We all can fall into this trap. One example of a potential talking-down situation is after someone leaves our company, goes to a competitor, and uses (steals) proprietary information/knowledge (I am not going to deal with the legal aspects of this situation; rather, I’m considering how we should deal with customers or prospective customers). Here are a couple of other examples of times we may be caught speaking negatively about a competitor: 1) We know our competitor has offered a lowball price, which they will not be able to sustain; 2) We know our competitor’s product/service is inferior to ours, but the prospective customer cannot discern the difference.
There may be a way to tastefully educate your prospect and open their eyes to any misinformation/misrepresentations, but my experience is that when you step into this dialogue, you’re usually the one who comes out looking bad. My strong advice is to focus on your prospect and your product/service, and helping them understand why you are the perfect solution. Provide examples and use customer references — especially people your customer may know in their industry.
How do you feel when someone else speaks poorly of his or her competitors? Have you ever made a sale by bad-mouthing a competitor? I would love to hear about it.
This quote is from President Harry Truman. I (Tom) made it until age 30 before I developed the discipline of reading (i.e., other than Sports Illustrated and the sports section of the local newspapers). One of my running buddies was always talking about the most recent book he had read, and his enthusiasm was contagious. Before long, I had become a “real” reader, too.
We highly recommend incorporating a reading program into your daily routine. It is amazing what a difference it can make in expanding your knowledge base and broadening your view. We are currently reading a book about the pre- and post-Depression eras, called Forgotten Man. The similarities between FDR and President Obama are amazing. We have come to realize that there may, in fact, be nothing new under the sun.
We would recommend starting by reading about something you are interested in. There are some really cool books on leadership, written by great coaches, for example. Just do it!

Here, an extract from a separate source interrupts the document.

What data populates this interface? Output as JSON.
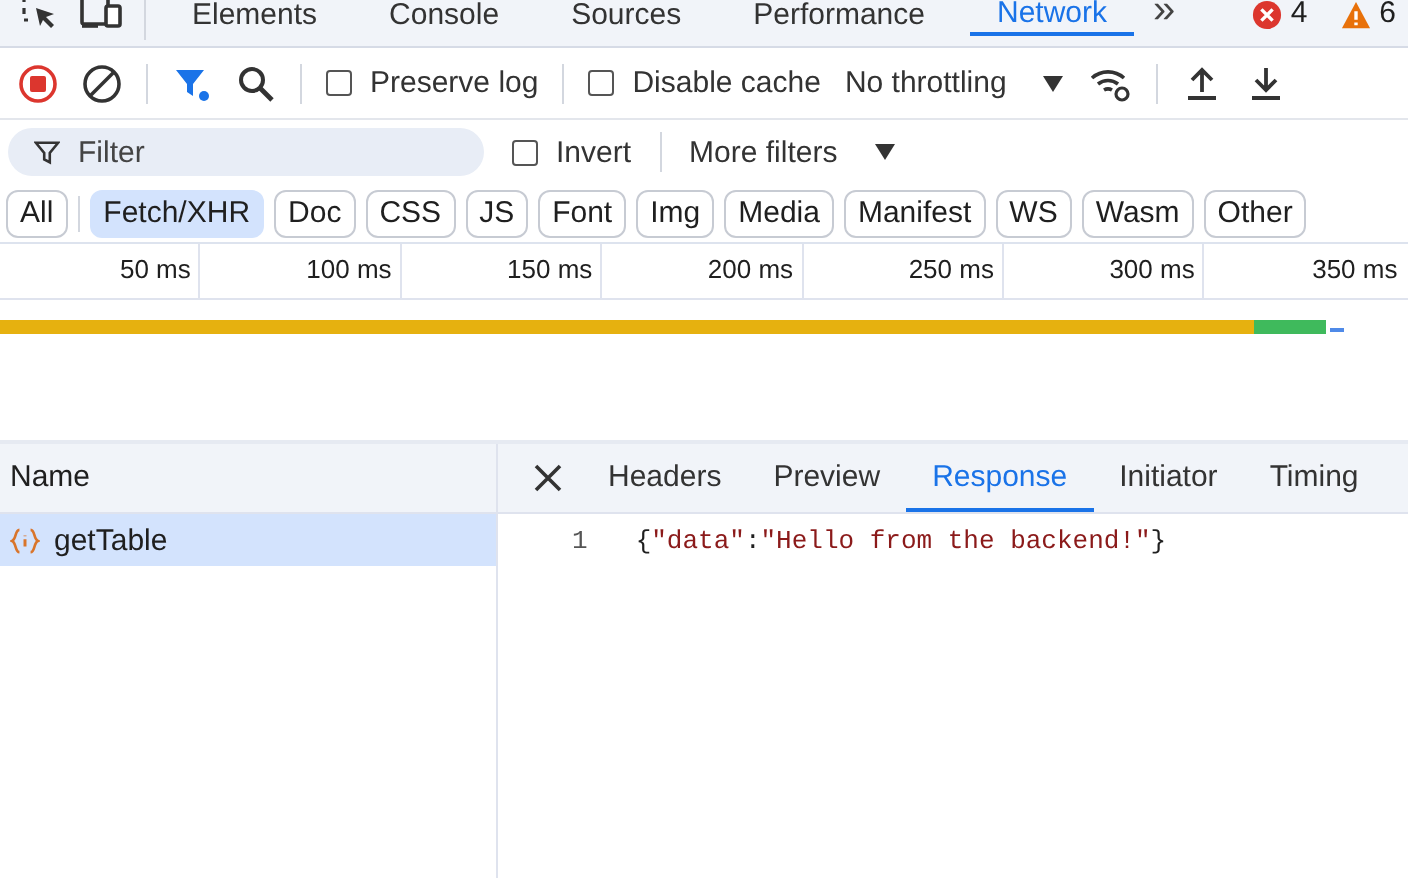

You can find my book list(.docx) on the resources page.
Last winter we returned to our favorite place to ski in Colorado. In order to utilize our many frequent flyer miles, we had to take a flight that deposited us about three hours away from our destination. That meant we had to reserve a shuttle. Prior to our departure date we were contacted multiple times by the shuttle service, confirming our reservation — sometimes with the wrong date and/or time. Honestly, we thought we had a 50-50 chance of getting picked up. To our delight, the shuttle driver was waiting, with our name on a placard, upon our arrival. During our three-hour journey, we told the driver about our experience with his shuttle service. We related the story of the many phone calls we had received, and told him how the calls and misinformation had created a great deal of anxiety. He gave us the name of the owner and said she would love to know about our experience.
On about the fourth day of our vacation, despite the fact that the sole purpose of the trip was relaxation, I decided to call the owner of the shuttle service. Due to our driver’s strong encouragement, I thought it would be the right thing to do. And what was the owner’s reaction? You guessed it. She was very defensive, and cut me off several times. I finally terminated the call. When I got off the phone, I was angry, frustrated, and offended. After all, I was just trying to help a fellow businessperson.
How do you and your associates respond to legitimate service complaints? Are you willing to listen? We believe world-class businesses convert these situations into opportunities to create loyal customers/clients.
p.s. I didn’t say it is easy. If you click this link (http://www.doescheradvisors.com/wp-content/uploads/2012/06/Having-Effective-Difficult-Customer-Conversations.pptx power point), you will go to a December presentation on Having Effective Difficult Customer Conversations.
As a follow-up to our June 12, 2012, newsletter, entitled Levels of Leaders: Is he or she a leader?, we wanted to talk about entrepreneurs. I have two clients who just get it. When I first met each of them, I asked the following question: What was your first business? They both smiled and enjoyed telling me how, when they were in their early teens, they would go down to the corner store to purchase candy and then resell it to their classmates. This past summer we were in Guatemala, staying at a mission house. After a week of building houses for widows, my work boots were pretty dirty. The locals told me there was a young man (actually a young boy) who could clean them up for me. At the designated time, he arrived at the house and gave me a great shine. As he was working on my boots, I couldn’t help but think, “This guy is a 10-year-old businessman.”
So what’s the point? Our posts on April 3 and April 10 encouraged you to “hire owners.” As you build your teams, look for clues to each individual’s personality and attributes and strive to develop associates who have entrepreneurial skills. Some of them may leave to start their own companies, but if you treat them right, most will stay.
In our March 29, 2012, newsletter, we promised to tell another Coach Tom Izzo story. As promised, here it is. There was a janitor who allowed the MSU basketball players to shoot hoops in the field house after the normal hours of operation, as a favor for the coach. Turns out the janitor would also let the coach know which players were actually investing their personal time this way. When the Spartans won the National Championship, Coach Izzo, with a huge smile, said he gave the first championship ring to this janitor. Now, just think about the positive consequences of this classy move by the coach.
We probably all have janitors (or seemingly less-important team members) in our companies. Do we take the time to appropriately recognize them?